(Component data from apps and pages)
[Start of Attachment]

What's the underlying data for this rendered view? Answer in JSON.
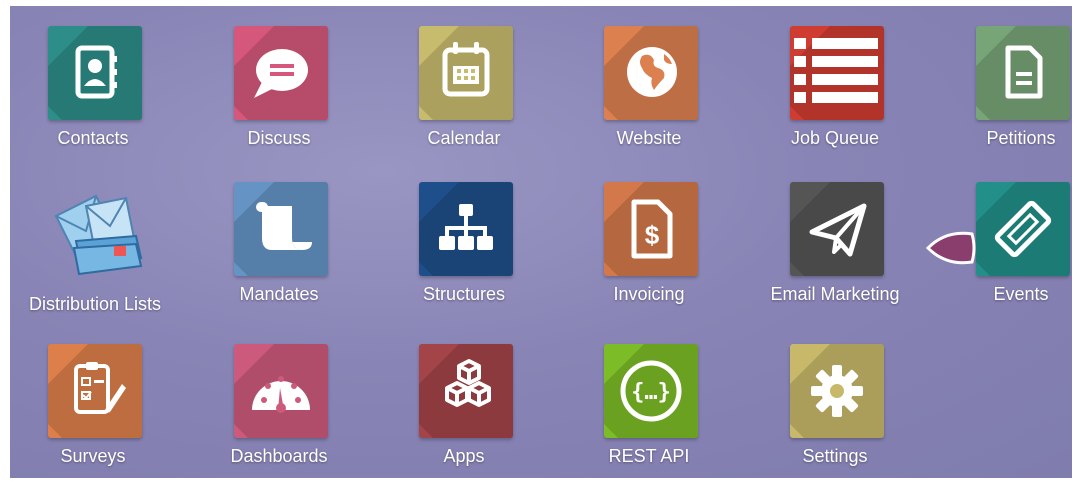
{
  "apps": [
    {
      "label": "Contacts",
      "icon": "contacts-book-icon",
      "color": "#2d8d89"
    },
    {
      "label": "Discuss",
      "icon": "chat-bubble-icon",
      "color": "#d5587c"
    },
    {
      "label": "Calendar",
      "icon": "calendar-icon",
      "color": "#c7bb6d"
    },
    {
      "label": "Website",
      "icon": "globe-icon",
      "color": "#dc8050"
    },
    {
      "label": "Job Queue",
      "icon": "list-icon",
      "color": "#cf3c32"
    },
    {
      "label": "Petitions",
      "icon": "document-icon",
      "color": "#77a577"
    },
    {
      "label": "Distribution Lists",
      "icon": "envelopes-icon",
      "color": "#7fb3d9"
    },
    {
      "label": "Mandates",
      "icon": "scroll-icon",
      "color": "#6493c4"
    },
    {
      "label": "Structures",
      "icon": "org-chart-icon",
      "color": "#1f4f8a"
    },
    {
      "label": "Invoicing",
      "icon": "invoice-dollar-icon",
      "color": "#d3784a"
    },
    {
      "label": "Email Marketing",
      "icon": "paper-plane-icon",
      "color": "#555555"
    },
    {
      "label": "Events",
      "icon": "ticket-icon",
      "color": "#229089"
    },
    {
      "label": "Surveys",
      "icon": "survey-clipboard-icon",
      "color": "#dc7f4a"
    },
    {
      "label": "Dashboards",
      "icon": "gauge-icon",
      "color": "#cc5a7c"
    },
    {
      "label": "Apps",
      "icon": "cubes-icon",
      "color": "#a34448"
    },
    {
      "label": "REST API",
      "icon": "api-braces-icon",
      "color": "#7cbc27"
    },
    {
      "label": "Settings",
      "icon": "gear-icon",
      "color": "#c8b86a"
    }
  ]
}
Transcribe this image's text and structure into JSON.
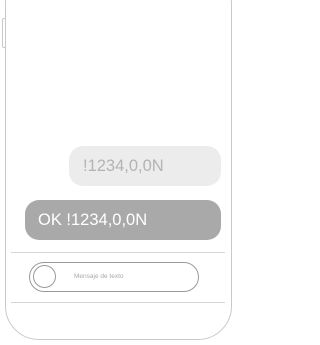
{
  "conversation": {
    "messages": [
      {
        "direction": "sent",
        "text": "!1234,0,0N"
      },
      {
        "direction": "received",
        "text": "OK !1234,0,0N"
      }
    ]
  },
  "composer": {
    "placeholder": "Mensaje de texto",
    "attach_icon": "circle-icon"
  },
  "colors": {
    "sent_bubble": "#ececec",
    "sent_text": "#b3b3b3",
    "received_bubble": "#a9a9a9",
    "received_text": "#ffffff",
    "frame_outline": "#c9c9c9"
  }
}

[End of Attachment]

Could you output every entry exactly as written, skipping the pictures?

What's the underlying data for this rendered view? Answer in JSON.
{
  "apps": [
    {
      "label": "Contacts",
      "icon": "contacts-book-icon",
      "color": "#2d8d89"
    },
    {
      "label": "Discuss",
      "icon": "chat-bubble-icon",
      "color": "#d5587c"
    },
    {
      "label": "Calendar",
      "icon": "calendar-icon",
      "color": "#c7bb6d"
    },
    {
      "label": "Website",
      "icon": "globe-icon",
      "color": "#dc8050"
    },
    {
      "label": "Job Queue",
      "icon": "list-icon",
      "color": "#cf3c32"
    },
    {
      "label": "Petitions",
      "icon": "document-icon",
      "color": "#77a577"
    },
    {
      "label": "Distribution Lists",
      "icon": "envelopes-icon",
      "color": "#7fb3d9"
    },
    {
      "label": "Mandates",
      "icon": "scroll-icon",
      "color": "#6493c4"
    },
    {
      "label": "Structures",
      "icon": "org-chart-icon",
      "color": "#1f4f8a"
    },
    {
      "label": "Invoicing",
      "icon": "invoice-dollar-icon",
      "color": "#d3784a"
    },
    {
      "label": "Email Marketing",
      "icon": "paper-plane-icon",
      "color": "#555555"
    },
    {
      "label": "Events",
      "icon": "ticket-icon",
      "color": "#229089"
    },
    {
      "label": "Surveys",
      "icon": "survey-clipboard-icon",
      "color": "#dc7f4a"
    },
    {
      "label": "Dashboards",
      "icon": "gauge-icon",
      "color": "#cc5a7c"
    },
    {
      "label": "Apps",
      "icon": "cubes-icon",
      "color": "#a34448"
    },
    {
      "label": "REST API",
      "icon": "api-braces-icon",
      "color": "#7cbc27"
    },
    {
      "label": "Settings",
      "icon": "gear-icon",
      "color": "#c8b86a"
    }
  ]
}
Transcribe this image's text and structure into JSON.
{
  "conversation": {
    "messages": [
      {
        "direction": "sent",
        "text": "!1234,0,0N"
      },
      {
        "direction": "received",
        "text": "OK !1234,0,0N"
      }
    ]
  },
  "composer": {
    "placeholder": "Mensaje de texto",
    "attach_icon": "circle-icon"
  },
  "colors": {
    "sent_bubble": "#ececec",
    "sent_text": "#b3b3b3",
    "received_bubble": "#a9a9a9",
    "received_text": "#ffffff",
    "frame_outline": "#c9c9c9"
  }
}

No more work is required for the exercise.